Therefore I know I have to understand that it’s going to take awhile for my body to hear ME through the chaos and understand that “Ohhhh we don’t need to fire these crazy signals anymore. OKKKKKK”
I don’t want to sound all doom and gloom. I had a lovely day and a half Father’s Day weekend where I was able to walk almost normally (video), use my wheelchair significantly less, and even stand under a tree for 10 minutes to help my mom’s elderly cat who got stuck up there.
I was hoping that many more days similar to those would follow but that hasn’t happened.
I can say though that my foot is significantly less purple and swollen. At the beginning of the year my left foot was HUGE, it didn’t fit into most of my shoes. It is now almost regular sized and not the color of an eggplant, it generally just looks more red now.
So that has to mean something is working right?
I am working hard in PT since that is a big part of how I will get out of the wheelchair and also how I will remind my brain it needs to “stop the chaos”. I knew PT would be hard and painful but I really had no idea how hard it would be to relearn how to walk. Good god it is hard.

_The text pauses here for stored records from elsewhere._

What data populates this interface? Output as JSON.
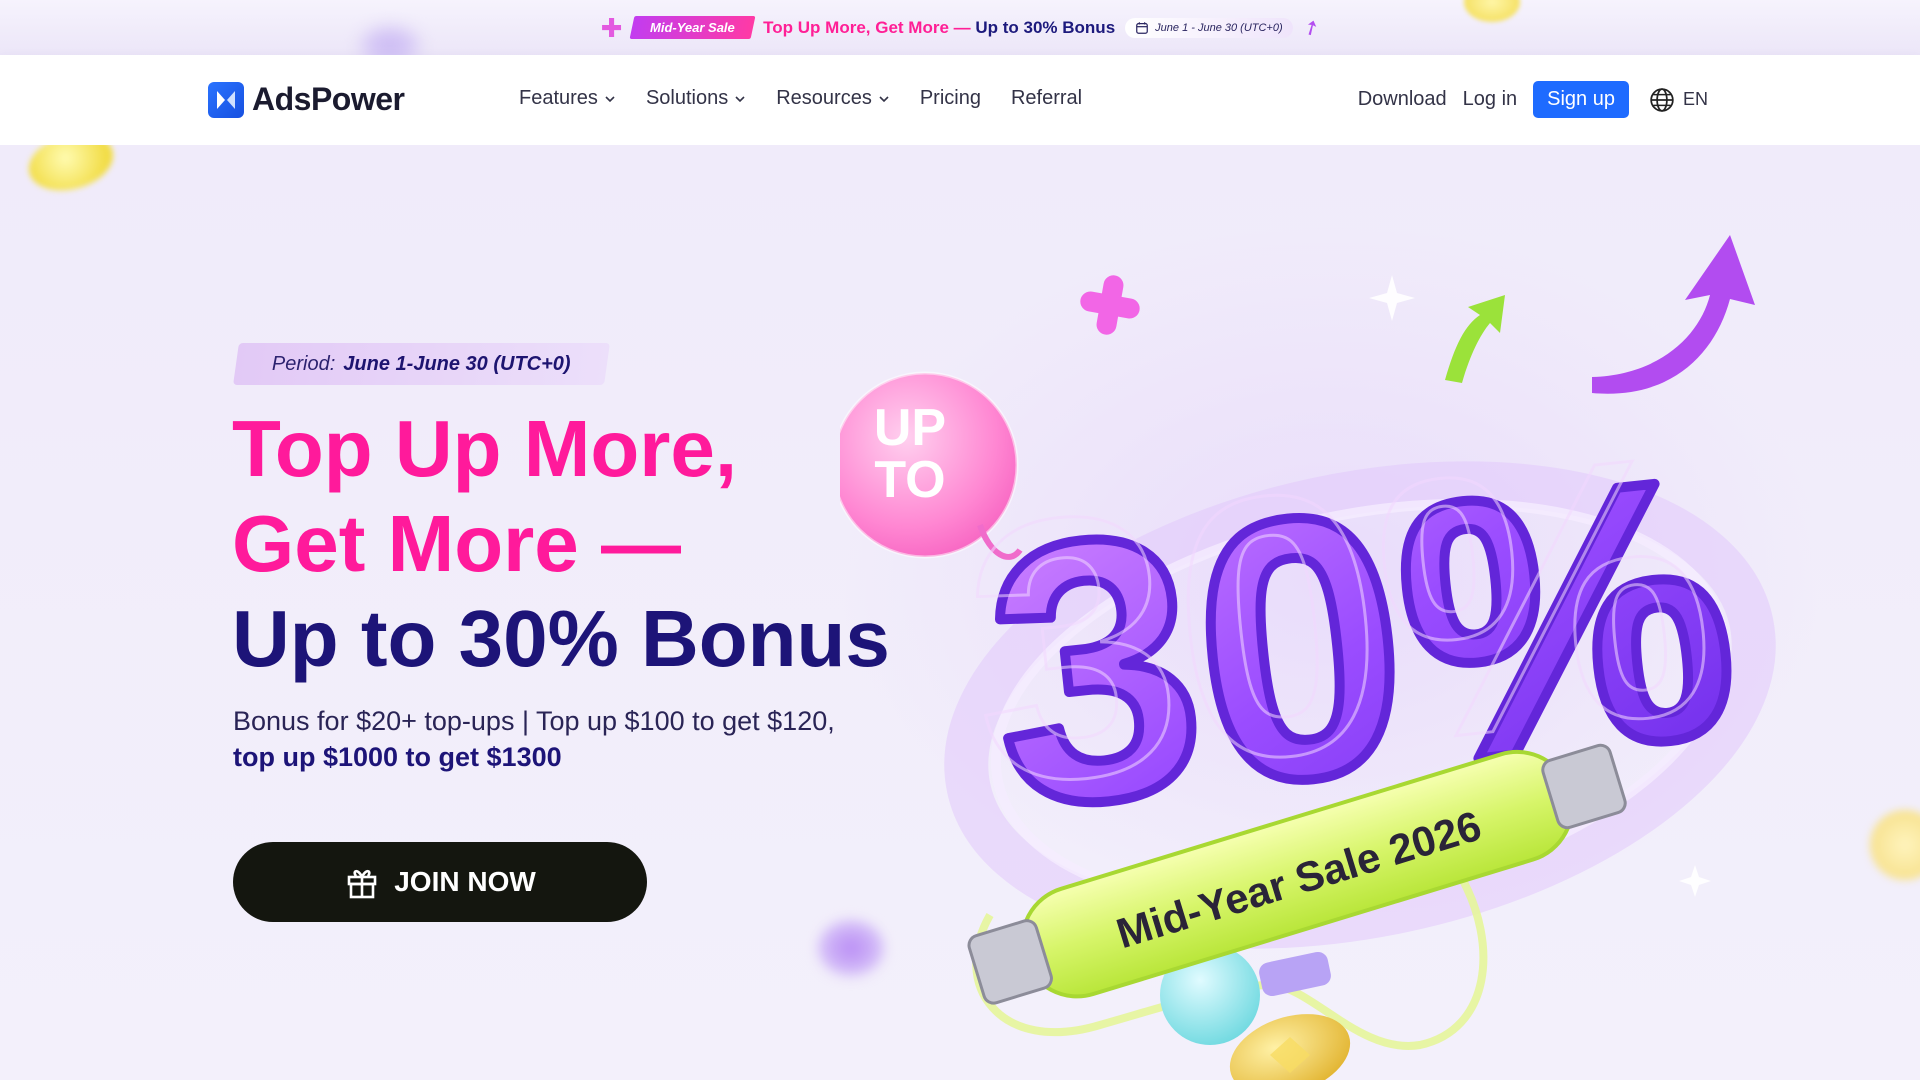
{
  "promo": {
    "tag": "Mid-Year Sale",
    "headline_pink": "Top Up More, Get More —",
    "headline_dark": "Up to 30% Bonus",
    "date": "June 1 - June 30 (UTC+0)"
  },
  "nav": {
    "logo": "AdsPower",
    "items": [
      {
        "label": "Features",
        "has_menu": true
      },
      {
        "label": "Solutions",
        "has_menu": true
      },
      {
        "label": "Resources",
        "has_menu": true
      },
      {
        "label": "Pricing",
        "has_menu": false
      },
      {
        "label": "Referral",
        "has_menu": false
      }
    ],
    "download": "Download",
    "login": "Log in",
    "signup": "Sign up",
    "lang": "EN"
  },
  "hero": {
    "period_label": "Period:",
    "period_value": "June 1-June 30 (UTC+0)",
    "headline": [
      "Top Up More,",
      "Get More —",
      "Up to 30% Bonus"
    ],
    "sub_line1": "Bonus for $20+ top-ups | Top up $100 to get $120,",
    "sub_line2": "top up $1000 to get $1300",
    "cta": "JOIN NOW"
  },
  "art": {
    "bubble_line1": "UP",
    "bubble_line2": "TO",
    "big_number": "30%",
    "tube_text": "Mid-Year Sale 2026"
  },
  "colors": {
    "accent_pink": "#ff1a9b",
    "brand_blue": "#1e6bff",
    "deep_navy": "#1d1478",
    "cta_bg": "#14160f"
  }
}
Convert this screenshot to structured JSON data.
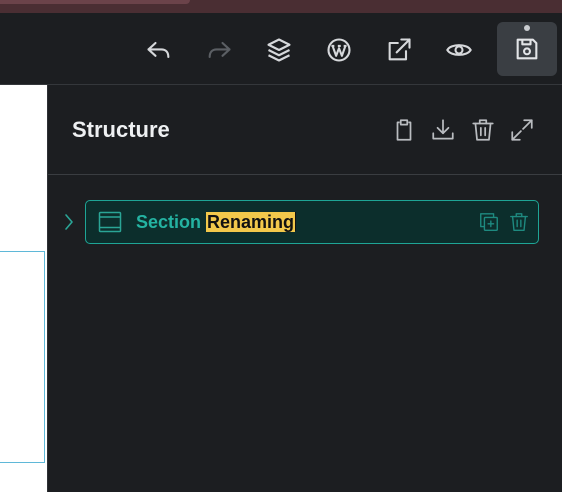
{
  "toolbar": {
    "buttons": [
      {
        "icon": "undo-icon",
        "enabled": true
      },
      {
        "icon": "redo-icon",
        "enabled": false
      },
      {
        "icon": "layers-icon",
        "enabled": true
      },
      {
        "icon": "wordpress-icon",
        "enabled": true
      },
      {
        "icon": "external-link-icon",
        "enabled": true
      },
      {
        "icon": "eye-icon",
        "enabled": true
      },
      {
        "icon": "save-icon",
        "enabled": true
      }
    ]
  },
  "structure_panel": {
    "title": "Structure",
    "header_actions": [
      "clipboard-icon",
      "download-icon",
      "trash-icon",
      "expand-icon"
    ],
    "tree": [
      {
        "type": "section",
        "icon": "section-icon",
        "label_prefix": "Section ",
        "label_highlight": "Renaming",
        "state": "editing",
        "actions": [
          "duplicate-icon",
          "trash-icon"
        ]
      }
    ]
  },
  "colors": {
    "accent": "#24b3a2",
    "highlight": "#f2c84b",
    "background": "#1c1e21"
  }
}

It has been incredibly humbling as someone who for most of my life has had a body that worked exactly as it was supposed to.
Last February after my CRPS went from moderate to severe I developed a “weird” way of walking/gimping when I wasnt in the wheelchair. The original running injury in 2011 that precipitated my CRPS was damage to a nerve that runs under my foot’s arch so my CRPS makes the bottom of my left foot EXCRUCIATING and because I have nerve damage in both feet and legs from the Lyme, the bottom of my right foot hurts almost as much. So I began walking on my heel on my left side while shuffling with my right foot with most of the weight on the front of my foot. My gait is completely off and to complicate things I would hunch over to both “protect myself” and to steady myself since neither foot is really absorbing all the weight they are supposed to.
Its funny that unless I look down at what I am doing my left foot still pulls away because my brain and body are SO convinced the bottom of my foot shouldn’t ever touch the ground.
I know I will get there.
I know in my frustration its easy to lose sight of what I CAN achieve. I know because I am still in such INTENSE pain 24/7 I don’t always notice small changes that are happening. I am making a commitment to myself here to do the following:
- When my pain is high, try to think of one thing I CAN do be it do the dishes, take a shower, fold some clothes etc. Doing something rather than just laying on the couch or the bed allows me to feel proud of myself.
- When my pain is high, take notice of what things have changed in the past few months: I can shave my legs occasionally, I use my walker more, I cook dinner a few times a week.
- When my pain is high, look at what I am narrative I am telling myself and try to change it. Instead of saying “Oh you are never going to get better” say “Well you are doing x and y and z which you didn’t do a few months ago…so that’s a sign that things are changing.”
- When my pain is high, I shouldn’t compare myself to others. Its easy to get caught up in comparing myself to others who have the same illnesses as I do and putting myself down that I am not as far along as they are. Instead I need to remember all bodies are different even when they have the same disorders and diseases. I need to not beat myself up about how slowly my PT is going because I have been in a wheelchair for a long time and this isn’t a race.
- When my pain is high, I need to find something to take my mind off of it. Meditate, write, color, read, knit, whatever. Don’t focus on it. Don’t sit in my pain and soak it in.
- When my pain is high, I need to reach out and give to others. Pain makes us self centered and that makes me super uncomfortable. I have begun to try to comment on many blogs and instagrams and lend a supportive ear and imaginary shoulder to those who need it. I have a very exciting thing I am about to embark on that I will be sharing about in a few weeks!
It is frustrating and hard when our bodies and our pain don’t move at the pace we want. That being said I don’t want to get stuck in that frustration and lose sight of what I CAN do and what changes are taking place.
Every day I am a little closer.